by Cindy Kelly
CMNS 155,taught by Dr. Marcella LaFever
There are reminders of the legacy of Indian Residential Schools all around me in the small Fraser Valley town where I live. However, I am a white woman who has little experience with the religious doctrine that created the system; little contact with those who survived the experience; and very little hope that anything I could do would affect the healing process for Residential School.
I live in the town of Mission BC. The very name identifies the purpose of the first white settlement here; a religious mission of the Oblates of Mary Immaculate (OMI). It is never far from my mind that my town was founded on the premise that Fraser River First Nations people were inferior beings who were an impediment to the advancement of civilized society. It is a heavy burden for a town to bear.
I do not follow any organized religion. The motivations of religious communities are difficult for me to understand. I cannot rationalize the methods they used with the children in their care at Residential Schools nor forgive the sins they committed in the name of their merciful God. We read about and hear the stories of beatings and abuse at these schools. As a white person I am ashamed, angered, and profoundly saddened by the actions of “civilized” Canada.
The ruins of St Mary’s Mission school and its surrounding farmland and forest currently form the core of one of the most beautiful parks in the area; Fraser River Heritage Park. However, the beauty of the park is tainted by the memories of what this place actually was. I walk my dog there nearly every day. We wander through the ruined foundations of the old school buildings; watch children fly kites in the old farm pastures; walk past the Catholic cemetery which is the final resting place for the OMI Fathers. I have to wonder if they are truly resting in peace.
I think about the lives of the children of St Mary’s. As a mother myself I am heartbroken at the thought of children being taken from their parents. I sit on the foundations of the old dormitories and shudder at how lonely and afraid they must have been. I need to imagine that they must have had some happiness in their lives. The park is home now to many festivals and gatherings which bring life and joy to the community. But the shadow of the old school is always there. I feel guilty that my family has the chance to enjoy a place that created so much sadness for others.
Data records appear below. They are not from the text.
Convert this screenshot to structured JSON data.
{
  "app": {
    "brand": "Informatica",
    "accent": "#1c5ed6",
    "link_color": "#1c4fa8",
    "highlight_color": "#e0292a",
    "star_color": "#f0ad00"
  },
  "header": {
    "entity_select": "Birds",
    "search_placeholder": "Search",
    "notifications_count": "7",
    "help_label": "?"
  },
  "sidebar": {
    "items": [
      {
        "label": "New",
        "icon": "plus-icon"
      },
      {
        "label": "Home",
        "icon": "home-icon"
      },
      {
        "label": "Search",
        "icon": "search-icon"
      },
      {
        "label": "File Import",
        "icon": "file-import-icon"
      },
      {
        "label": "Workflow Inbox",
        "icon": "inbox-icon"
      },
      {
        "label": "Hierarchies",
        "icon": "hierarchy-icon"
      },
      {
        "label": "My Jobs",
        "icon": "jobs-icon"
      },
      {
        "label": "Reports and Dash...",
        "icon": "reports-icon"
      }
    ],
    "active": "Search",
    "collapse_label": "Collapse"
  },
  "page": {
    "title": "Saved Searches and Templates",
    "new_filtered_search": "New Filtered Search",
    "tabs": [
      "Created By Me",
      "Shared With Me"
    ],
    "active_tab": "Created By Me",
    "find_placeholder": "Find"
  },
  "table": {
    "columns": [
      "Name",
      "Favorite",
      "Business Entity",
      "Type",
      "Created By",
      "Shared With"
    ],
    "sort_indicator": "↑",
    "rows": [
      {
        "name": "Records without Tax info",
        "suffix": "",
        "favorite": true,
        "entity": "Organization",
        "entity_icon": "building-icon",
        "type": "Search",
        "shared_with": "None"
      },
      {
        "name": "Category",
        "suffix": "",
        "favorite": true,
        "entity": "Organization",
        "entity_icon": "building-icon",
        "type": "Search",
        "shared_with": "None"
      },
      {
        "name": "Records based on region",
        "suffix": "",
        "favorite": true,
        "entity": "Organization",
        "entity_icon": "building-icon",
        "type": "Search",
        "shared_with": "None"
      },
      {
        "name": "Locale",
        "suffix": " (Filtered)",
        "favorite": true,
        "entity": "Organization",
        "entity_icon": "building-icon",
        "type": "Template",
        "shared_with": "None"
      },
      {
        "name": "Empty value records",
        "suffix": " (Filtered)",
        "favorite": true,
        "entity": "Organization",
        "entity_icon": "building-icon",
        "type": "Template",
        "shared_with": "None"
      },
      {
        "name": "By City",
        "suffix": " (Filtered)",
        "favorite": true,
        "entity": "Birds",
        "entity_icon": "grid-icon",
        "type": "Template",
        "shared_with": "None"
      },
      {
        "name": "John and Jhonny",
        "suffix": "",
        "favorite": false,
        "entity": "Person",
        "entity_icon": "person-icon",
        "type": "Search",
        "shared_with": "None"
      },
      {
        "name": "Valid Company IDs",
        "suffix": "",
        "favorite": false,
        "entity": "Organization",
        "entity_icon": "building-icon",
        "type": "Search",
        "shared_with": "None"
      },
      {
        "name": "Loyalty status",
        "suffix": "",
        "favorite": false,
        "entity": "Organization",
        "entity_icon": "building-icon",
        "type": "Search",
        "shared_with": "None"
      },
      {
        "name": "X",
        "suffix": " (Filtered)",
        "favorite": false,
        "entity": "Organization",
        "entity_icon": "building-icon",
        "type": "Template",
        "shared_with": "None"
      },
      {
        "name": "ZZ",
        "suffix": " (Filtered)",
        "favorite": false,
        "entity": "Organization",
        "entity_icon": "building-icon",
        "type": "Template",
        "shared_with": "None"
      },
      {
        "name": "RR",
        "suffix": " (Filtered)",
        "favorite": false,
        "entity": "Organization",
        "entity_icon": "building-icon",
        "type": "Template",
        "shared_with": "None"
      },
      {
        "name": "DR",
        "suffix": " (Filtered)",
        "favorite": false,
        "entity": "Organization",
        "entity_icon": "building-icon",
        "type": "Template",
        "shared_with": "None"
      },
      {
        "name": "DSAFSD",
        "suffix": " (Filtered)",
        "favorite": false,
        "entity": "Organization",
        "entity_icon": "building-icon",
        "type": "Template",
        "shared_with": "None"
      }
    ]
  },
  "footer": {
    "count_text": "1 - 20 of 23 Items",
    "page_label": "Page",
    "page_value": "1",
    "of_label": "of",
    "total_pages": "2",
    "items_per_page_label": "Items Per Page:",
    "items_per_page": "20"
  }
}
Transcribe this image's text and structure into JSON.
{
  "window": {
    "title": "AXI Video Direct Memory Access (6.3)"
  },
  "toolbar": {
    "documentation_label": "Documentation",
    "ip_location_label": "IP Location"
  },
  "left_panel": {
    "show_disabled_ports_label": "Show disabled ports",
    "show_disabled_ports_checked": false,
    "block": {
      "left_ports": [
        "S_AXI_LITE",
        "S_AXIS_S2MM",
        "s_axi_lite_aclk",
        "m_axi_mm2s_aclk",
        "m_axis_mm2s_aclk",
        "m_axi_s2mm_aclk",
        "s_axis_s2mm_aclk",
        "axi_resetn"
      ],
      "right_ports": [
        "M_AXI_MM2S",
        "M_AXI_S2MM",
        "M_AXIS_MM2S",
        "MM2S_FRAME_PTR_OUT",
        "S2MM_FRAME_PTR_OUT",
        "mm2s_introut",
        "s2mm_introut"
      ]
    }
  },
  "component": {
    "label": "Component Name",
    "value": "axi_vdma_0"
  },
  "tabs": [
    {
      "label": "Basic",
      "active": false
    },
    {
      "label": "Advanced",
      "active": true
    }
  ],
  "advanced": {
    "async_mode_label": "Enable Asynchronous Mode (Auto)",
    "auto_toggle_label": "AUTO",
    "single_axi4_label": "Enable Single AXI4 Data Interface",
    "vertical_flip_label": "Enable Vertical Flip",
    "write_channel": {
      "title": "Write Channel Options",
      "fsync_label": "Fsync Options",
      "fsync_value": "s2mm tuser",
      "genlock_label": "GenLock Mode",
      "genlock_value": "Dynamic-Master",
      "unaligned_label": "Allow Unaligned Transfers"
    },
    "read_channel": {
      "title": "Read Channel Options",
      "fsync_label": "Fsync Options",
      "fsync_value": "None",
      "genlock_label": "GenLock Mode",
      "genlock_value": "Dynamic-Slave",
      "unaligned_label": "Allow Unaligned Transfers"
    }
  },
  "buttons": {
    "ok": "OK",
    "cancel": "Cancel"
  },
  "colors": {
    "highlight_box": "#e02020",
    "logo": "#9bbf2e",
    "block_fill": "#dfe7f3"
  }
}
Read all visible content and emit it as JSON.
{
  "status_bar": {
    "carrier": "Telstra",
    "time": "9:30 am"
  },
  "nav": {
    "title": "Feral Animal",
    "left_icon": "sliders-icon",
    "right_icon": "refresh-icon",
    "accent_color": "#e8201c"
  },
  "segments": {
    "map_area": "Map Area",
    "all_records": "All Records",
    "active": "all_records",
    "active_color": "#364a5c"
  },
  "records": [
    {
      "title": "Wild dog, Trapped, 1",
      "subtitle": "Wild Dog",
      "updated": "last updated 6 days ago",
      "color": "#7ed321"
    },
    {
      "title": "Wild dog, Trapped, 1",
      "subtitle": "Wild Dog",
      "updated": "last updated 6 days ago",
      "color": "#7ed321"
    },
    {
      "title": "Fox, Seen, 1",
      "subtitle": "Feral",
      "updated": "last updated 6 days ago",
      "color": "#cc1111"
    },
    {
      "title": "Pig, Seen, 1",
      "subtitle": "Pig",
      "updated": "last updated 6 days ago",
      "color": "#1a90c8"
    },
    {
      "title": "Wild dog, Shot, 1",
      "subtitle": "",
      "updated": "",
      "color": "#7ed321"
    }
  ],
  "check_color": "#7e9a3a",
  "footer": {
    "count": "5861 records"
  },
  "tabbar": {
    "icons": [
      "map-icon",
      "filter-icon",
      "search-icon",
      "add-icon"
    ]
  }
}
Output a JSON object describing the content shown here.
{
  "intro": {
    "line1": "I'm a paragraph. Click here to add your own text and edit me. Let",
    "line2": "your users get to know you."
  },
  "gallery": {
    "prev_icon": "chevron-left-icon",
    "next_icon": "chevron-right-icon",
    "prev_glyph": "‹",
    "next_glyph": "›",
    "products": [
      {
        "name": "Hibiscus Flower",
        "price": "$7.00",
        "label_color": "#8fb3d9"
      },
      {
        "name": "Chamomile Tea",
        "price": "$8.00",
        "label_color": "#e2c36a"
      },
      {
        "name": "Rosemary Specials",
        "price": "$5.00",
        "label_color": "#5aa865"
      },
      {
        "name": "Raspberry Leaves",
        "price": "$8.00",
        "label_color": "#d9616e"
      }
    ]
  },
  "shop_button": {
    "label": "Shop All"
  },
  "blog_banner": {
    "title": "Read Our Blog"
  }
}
I am frustrated that I cannot begin to think of how I can help heal my own guilt or the pain of those who were there.
Close to the ruins of the old school barn sits a small boulder brought down the valley by glaciers in the last ice age. Children love to climb on it especially in the summer when the stone is warmed by the sun. I wonder if St Mary’s students climbed on it as well. The ruins of the old school are gradually crumbling; however the rock is still solid and set firmly in place. I hope that through the process of Reconciliation the pain of Residential schools will fade for all of us and crumble like the old foundations. The stone, however, will be there for many generations to come.
Kelly, F.(2008). Confessions of a Born Again Pagan. In L.Archibald, M.,B. Vastellano, & M. DeGagné (Eds.),From truth to reconciliation: transforming the legacy of residential schools (pp.11-42).Ottawa: Aboriginal Healing Foundation. Retrieved from http://www.ahf.ca/downloads/from-truth-to-reconciliation-transforming-the-legacy-of-residential-schools.pdf
Llewellyn J.(2008). Bridging the Gap Between Truth and Reconciliation. . In L.Archibald, M.,B. Vastellano, & M. DeGagné (Eds.),From truth to reconciliation: transforming the legacy of residential schools (pp.183-204).Ottawa: Aboriginal Healing Foundation. Retrieved from http://www.ahf.ca/downloads/from-truth-to-reconciliation-transforming-the-legacy-of-residential-schools.pdf
Stout, D.(2008). A Survivor Reflects on Resilience. In L.Archibald, M.,B. Vastellano, & M. DeGagné (Eds.),From truth to reconciliation: transforming the legacy of residential schools (pp.179-180).Ottawa: Aboriginal Healing Foundation. Retrieved from http://www.ahf.ca/downloads/from-truth-to-reconciliation-transforming-the-legacy-of-residential-schools.pdf